## What you will do
Return the full set of entries exactly. Omit none.

## Extracted material
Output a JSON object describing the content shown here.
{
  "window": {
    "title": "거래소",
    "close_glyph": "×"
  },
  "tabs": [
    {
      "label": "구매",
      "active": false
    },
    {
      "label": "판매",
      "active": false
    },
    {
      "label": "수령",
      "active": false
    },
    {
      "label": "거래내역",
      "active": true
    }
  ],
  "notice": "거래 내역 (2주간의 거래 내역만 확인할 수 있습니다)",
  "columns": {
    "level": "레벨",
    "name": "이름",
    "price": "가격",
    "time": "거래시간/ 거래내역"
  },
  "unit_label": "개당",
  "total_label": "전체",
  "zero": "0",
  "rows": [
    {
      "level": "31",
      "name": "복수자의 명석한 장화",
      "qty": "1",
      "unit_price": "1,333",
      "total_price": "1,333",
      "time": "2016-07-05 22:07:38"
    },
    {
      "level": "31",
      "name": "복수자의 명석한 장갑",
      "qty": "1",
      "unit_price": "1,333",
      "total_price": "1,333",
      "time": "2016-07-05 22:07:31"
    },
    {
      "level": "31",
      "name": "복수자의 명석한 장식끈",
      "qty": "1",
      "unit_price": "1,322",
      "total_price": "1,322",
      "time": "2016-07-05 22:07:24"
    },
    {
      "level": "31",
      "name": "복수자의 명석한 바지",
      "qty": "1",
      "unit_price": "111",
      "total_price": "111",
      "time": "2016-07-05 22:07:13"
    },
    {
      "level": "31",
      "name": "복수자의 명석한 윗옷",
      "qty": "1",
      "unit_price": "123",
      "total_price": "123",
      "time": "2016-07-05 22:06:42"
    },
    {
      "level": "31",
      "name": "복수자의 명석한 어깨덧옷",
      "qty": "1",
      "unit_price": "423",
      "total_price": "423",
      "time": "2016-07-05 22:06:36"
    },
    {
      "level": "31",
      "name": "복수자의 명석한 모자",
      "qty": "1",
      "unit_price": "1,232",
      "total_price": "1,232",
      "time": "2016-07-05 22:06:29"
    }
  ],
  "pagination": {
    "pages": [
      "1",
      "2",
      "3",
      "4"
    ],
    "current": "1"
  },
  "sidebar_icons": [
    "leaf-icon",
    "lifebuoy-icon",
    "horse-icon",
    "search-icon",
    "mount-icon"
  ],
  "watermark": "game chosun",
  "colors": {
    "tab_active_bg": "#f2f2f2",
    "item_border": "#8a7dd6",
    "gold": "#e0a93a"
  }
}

## Solution to this problem
Output a JSON object describing the content shown here.
{
  "window": {
    "title": "거래소",
    "close_glyph": "×"
  },
  "tabs": [
    {
      "label": "구매",
      "active": false
    },
    {
      "label": "판매",
      "active": false
    },
    {
      "label": "수령",
      "active": false
    },
    {
      "label": "거래내역",
      "active": true
    }
  ],
  "notice": "거래 내역 (2주간의 거래 내역만 확인할 수 있습니다)",
  "columns": {
    "level": "레벨",
    "name": "이름",
    "price": "가격",
    "time": "거래시간/ 거래내역"
  },
  "unit_label": "개당",
  "total_label": "전체",
  "zero": "0",
  "rows": [
    {
      "level": "31",
      "name": "복수자의 명석한 장화",
      "qty": "1",
      "unit_price": "1,333",
      "total_price": "1,333",
      "time": "2016-07-05 22:07:38"
    },
    {
      "level": "31",
      "name": "복수자의 명석한 장갑",
      "qty": "1",
      "unit_price": "1,333",
      "total_price": "1,333",
      "time": "2016-07-05 22:07:31"
    },
    {
      "level": "31",
      "name": "복수자의 명석한 장식끈",
      "qty": "1",
      "unit_price": "1,322",
      "total_price": "1,322",
      "time": "2016-07-05 22:07:24"
    },
    {
      "level": "31",
      "name": "복수자의 명석한 바지",
      "qty": "1",
      "unit_price": "111",
      "total_price": "111",
      "time": "2016-07-05 22:07:13"
    },
    {
      "level": "31",
      "name": "복수자의 명석한 윗옷",
      "qty": "1",
      "unit_price": "123",
      "total_price": "123",
      "time": "2016-07-05 22:06:42"
    },
    {
      "level": "31",
      "name": "복수자의 명석한 어깨덧옷",
      "qty": "1",
      "unit_price": "423",
      "total_price": "423",
      "time": "2016-07-05 22:06:36"
    },
    {
      "level": "31",
      "name": "복수자의 명석한 모자",
      "qty": "1",
      "unit_price": "1,232",
      "total_price": "1,232",
      "time": "2016-07-05 22:06:29"
    }
  ],
  "pagination": {
    "pages": [
      "1",
      "2",
      "3",
      "4"
    ],
    "current": "1"
  },
  "sidebar_icons": [
    "leaf-icon",
    "lifebuoy-icon",
    "horse-icon",
    "search-icon",
    "mount-icon"
  ],
  "watermark": "game chosun",
  "colors": {
    "tab_active_bg": "#f2f2f2",
    "item_border": "#8a7dd6",
    "gold": "#e0a93a"
  }
}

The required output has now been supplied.